-- BRIEF --
Repeat each entry as written, dropping any picture you find.

*** RECORDS FOR THE EXERCISE

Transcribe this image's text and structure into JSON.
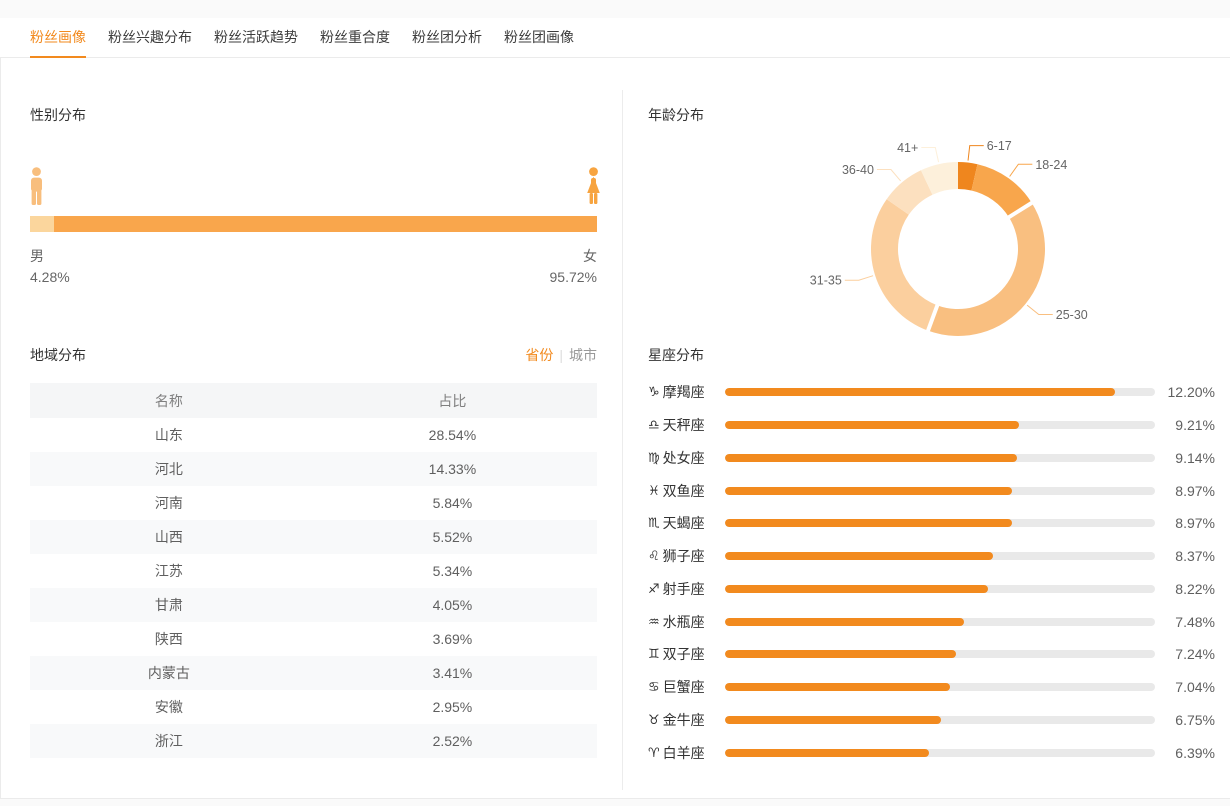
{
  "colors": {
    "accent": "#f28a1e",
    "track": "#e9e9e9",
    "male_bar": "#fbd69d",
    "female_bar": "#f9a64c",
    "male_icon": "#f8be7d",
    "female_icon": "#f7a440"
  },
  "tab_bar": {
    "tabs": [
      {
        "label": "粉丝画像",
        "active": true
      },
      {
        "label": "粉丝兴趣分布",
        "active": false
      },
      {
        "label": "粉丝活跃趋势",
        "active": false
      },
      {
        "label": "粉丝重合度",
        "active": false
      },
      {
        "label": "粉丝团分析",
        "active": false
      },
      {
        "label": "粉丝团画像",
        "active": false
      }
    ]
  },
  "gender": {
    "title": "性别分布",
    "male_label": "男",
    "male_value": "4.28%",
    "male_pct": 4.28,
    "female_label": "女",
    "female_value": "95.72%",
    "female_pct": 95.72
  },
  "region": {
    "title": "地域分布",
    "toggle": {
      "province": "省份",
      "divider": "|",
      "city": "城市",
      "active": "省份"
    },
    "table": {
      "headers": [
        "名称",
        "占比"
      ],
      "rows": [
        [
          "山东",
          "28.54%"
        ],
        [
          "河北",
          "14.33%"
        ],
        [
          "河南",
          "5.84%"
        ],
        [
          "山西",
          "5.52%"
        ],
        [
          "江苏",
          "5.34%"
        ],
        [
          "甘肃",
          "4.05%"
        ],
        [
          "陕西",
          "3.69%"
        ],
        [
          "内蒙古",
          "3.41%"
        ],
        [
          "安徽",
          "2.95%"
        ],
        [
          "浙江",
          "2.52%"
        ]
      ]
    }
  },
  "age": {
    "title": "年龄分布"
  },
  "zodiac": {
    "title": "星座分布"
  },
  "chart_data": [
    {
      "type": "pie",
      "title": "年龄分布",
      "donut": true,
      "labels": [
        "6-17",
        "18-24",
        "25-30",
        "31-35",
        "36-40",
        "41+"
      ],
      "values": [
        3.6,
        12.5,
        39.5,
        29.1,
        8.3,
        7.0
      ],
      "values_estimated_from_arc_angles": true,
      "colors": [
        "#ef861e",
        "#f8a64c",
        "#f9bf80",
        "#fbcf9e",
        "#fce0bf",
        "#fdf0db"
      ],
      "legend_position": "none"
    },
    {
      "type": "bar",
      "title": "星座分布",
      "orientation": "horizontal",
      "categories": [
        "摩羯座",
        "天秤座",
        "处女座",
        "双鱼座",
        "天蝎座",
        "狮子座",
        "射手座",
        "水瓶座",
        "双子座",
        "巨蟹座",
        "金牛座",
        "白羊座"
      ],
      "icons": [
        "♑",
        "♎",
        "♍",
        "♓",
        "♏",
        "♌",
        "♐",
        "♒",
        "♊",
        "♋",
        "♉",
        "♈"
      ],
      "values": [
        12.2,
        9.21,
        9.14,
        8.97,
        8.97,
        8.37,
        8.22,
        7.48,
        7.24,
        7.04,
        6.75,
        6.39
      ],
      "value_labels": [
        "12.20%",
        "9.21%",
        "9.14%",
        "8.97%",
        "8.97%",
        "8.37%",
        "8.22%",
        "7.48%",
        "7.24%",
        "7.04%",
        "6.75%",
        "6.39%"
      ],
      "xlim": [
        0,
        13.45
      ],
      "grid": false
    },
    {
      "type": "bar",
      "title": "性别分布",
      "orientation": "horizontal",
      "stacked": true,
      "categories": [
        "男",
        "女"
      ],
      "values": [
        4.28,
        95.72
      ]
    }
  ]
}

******

-- TASK ANSWER --
Transcribe this image's text and structure into JSON.
{
  "colors": {
    "accent": "#f28a1e",
    "track": "#e9e9e9",
    "male_bar": "#fbd69d",
    "female_bar": "#f9a64c",
    "male_icon": "#f8be7d",
    "female_icon": "#f7a440"
  },
  "tab_bar": {
    "tabs": [
      {
        "label": "粉丝画像",
        "active": true
      },
      {
        "label": "粉丝兴趣分布",
        "active": false
      },
      {
        "label": "粉丝活跃趋势",
        "active": false
      },
      {
        "label": "粉丝重合度",
        "active": false
      },
      {
        "label": "粉丝团分析",
        "active": false
      },
      {
        "label": "粉丝团画像",
        "active": false
      }
    ]
  },
  "gender": {
    "title": "性别分布",
    "male_label": "男",
    "male_value": "4.28%",
    "male_pct": 4.28,
    "female_label": "女",
    "female_value": "95.72%",
    "female_pct": 95.72
  },
  "region": {
    "title": "地域分布",
    "toggle": {
      "province": "省份",
      "divider": "|",
      "city": "城市",
      "active": "省份"
    },
    "table": {
      "headers": [
        "名称",
        "占比"
      ],
      "rows": [
        [
          "山东",
          "28.54%"
        ],
        [
          "河北",
          "14.33%"
        ],
        [
          "河南",
          "5.84%"
        ],
        [
          "山西",
          "5.52%"
        ],
        [
          "江苏",
          "5.34%"
        ],
        [
          "甘肃",
          "4.05%"
        ],
        [
          "陕西",
          "3.69%"
        ],
        [
          "内蒙古",
          "3.41%"
        ],
        [
          "安徽",
          "2.95%"
        ],
        [
          "浙江",
          "2.52%"
        ]
      ]
    }
  },
  "age": {
    "title": "年龄分布"
  },
  "zodiac": {
    "title": "星座分布"
  },
  "chart_data": [
    {
      "type": "pie",
      "title": "年龄分布",
      "donut": true,
      "labels": [
        "6-17",
        "18-24",
        "25-30",
        "31-35",
        "36-40",
        "41+"
      ],
      "values": [
        3.6,
        12.5,
        39.5,
        29.1,
        8.3,
        7.0
      ],
      "values_estimated_from_arc_angles": true,
      "colors": [
        "#ef861e",
        "#f8a64c",
        "#f9bf80",
        "#fbcf9e",
        "#fce0bf",
        "#fdf0db"
      ],
      "legend_position": "none"
    },
    {
      "type": "bar",
      "title": "星座分布",
      "orientation": "horizontal",
      "categories": [
        "摩羯座",
        "天秤座",
        "处女座",
        "双鱼座",
        "天蝎座",
        "狮子座",
        "射手座",
        "水瓶座",
        "双子座",
        "巨蟹座",
        "金牛座",
        "白羊座"
      ],
      "icons": [
        "♑",
        "♎",
        "♍",
        "♓",
        "♏",
        "♌",
        "♐",
        "♒",
        "♊",
        "♋",
        "♉",
        "♈"
      ],
      "values": [
        12.2,
        9.21,
        9.14,
        8.97,
        8.97,
        8.37,
        8.22,
        7.48,
        7.24,
        7.04,
        6.75,
        6.39
      ],
      "value_labels": [
        "12.20%",
        "9.21%",
        "9.14%",
        "8.97%",
        "8.97%",
        "8.37%",
        "8.22%",
        "7.48%",
        "7.24%",
        "7.04%",
        "6.75%",
        "6.39%"
      ],
      "xlim": [
        0,
        13.45
      ],
      "grid": false
    },
    {
      "type": "bar",
      "title": "性别分布",
      "orientation": "horizontal",
      "stacked": true,
      "categories": [
        "男",
        "女"
      ],
      "values": [
        4.28,
        95.72
      ]
    }
  ]
}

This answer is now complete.